[Web page and app entries]

○ ○ ○ ○ ○ ○ ○

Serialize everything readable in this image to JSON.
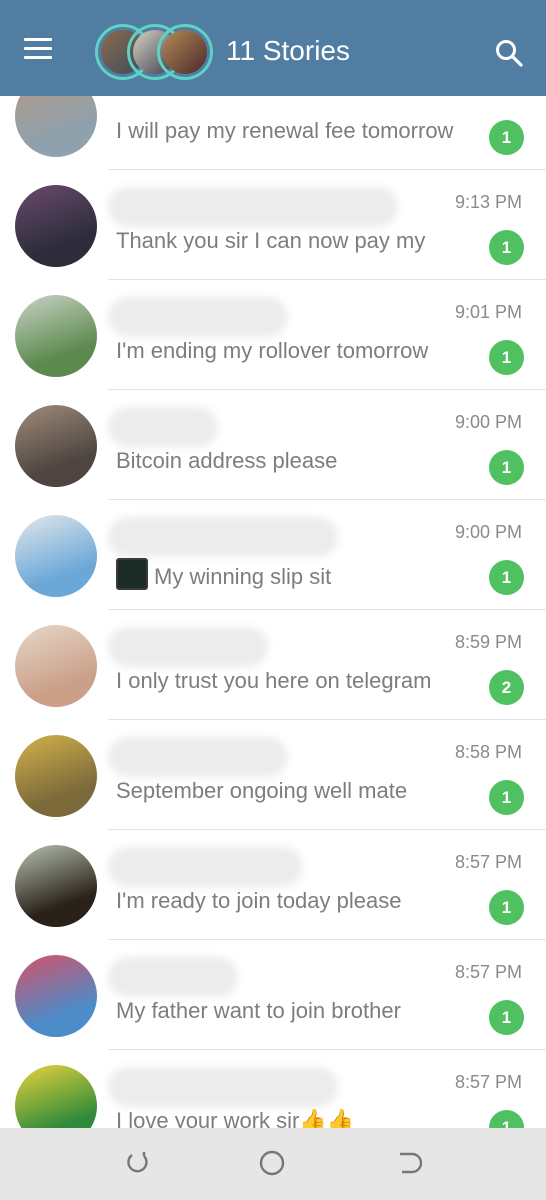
{
  "header": {
    "title": "11 Stories",
    "menu_icon": "hamburger-menu-icon",
    "search_icon": "search-icon",
    "bg_color": "#527da3"
  },
  "chats": [
    {
      "time": "",
      "message": "I will pay my renewal fee tomorrow",
      "unread": "1",
      "name_blur_width": 0,
      "avatar_colors": [
        "#8ea1ad",
        "#b39a86"
      ]
    },
    {
      "time": "9:13 PM",
      "message": "Thank you sir I can now pay my",
      "unread": "1",
      "name_blur_width": 0,
      "avatar_colors": [
        "#2c2c3a",
        "#6b4a6e"
      ]
    },
    {
      "time": "9:01 PM",
      "message": "I'm ending my rollover tomorrow",
      "unread": "1",
      "name_blur_width": 0,
      "avatar_colors": [
        "#5c8a4e",
        "#c9d3c6"
      ]
    },
    {
      "time": "9:00 PM",
      "message": "Bitcoin address please",
      "unread": "1",
      "name_blur_width": 0,
      "avatar_colors": [
        "#4e4540",
        "#a08b7a"
      ]
    },
    {
      "time": "9:00 PM",
      "message": "My winning slip sit",
      "unread": "1",
      "name_blur_width": 0,
      "avatar_colors": [
        "#6ba8d8",
        "#e3e7ea"
      ],
      "has_thumb": true
    },
    {
      "time": "8:59 PM",
      "message": "I only trust you here on telegram",
      "unread": "2",
      "name_blur_width": 0,
      "avatar_colors": [
        "#cba089",
        "#e6d7c9"
      ]
    },
    {
      "time": "8:58 PM",
      "message": "September ongoing well mate",
      "unread": "1",
      "name_blur_width": 0,
      "avatar_colors": [
        "#7c6a3b",
        "#d3b24a"
      ]
    },
    {
      "time": "8:57 PM",
      "message": "I'm ready to join today please",
      "unread": "1",
      "name_blur_width": 0,
      "avatar_colors": [
        "#2a2118",
        "#b7c3b4"
      ]
    },
    {
      "time": "8:57 PM",
      "message": "My father want to join brother",
      "unread": "1",
      "name_blur_width": 0,
      "avatar_colors": [
        "#4b8cc9",
        "#d4526a"
      ]
    },
    {
      "time": "8:57 PM",
      "message": "I love your work sir",
      "unread": "1",
      "name_blur_width": 0,
      "avatar_colors": [
        "#2f8a3a",
        "#e9d43b"
      ],
      "emoji": "👍👍"
    }
  ],
  "navbar": {
    "recents_icon": "recent-apps-icon",
    "home_icon": "home-icon",
    "back_icon": "back-icon"
  }
}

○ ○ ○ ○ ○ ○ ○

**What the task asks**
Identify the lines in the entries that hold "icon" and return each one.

**Answer section**
    "menu_icon": "hamburger-menu-icon",
    "search_icon": "search-icon",
    "recents_icon": "recent-apps-icon",
    "home_icon": "home-icon",
    "back_icon": "back-icon"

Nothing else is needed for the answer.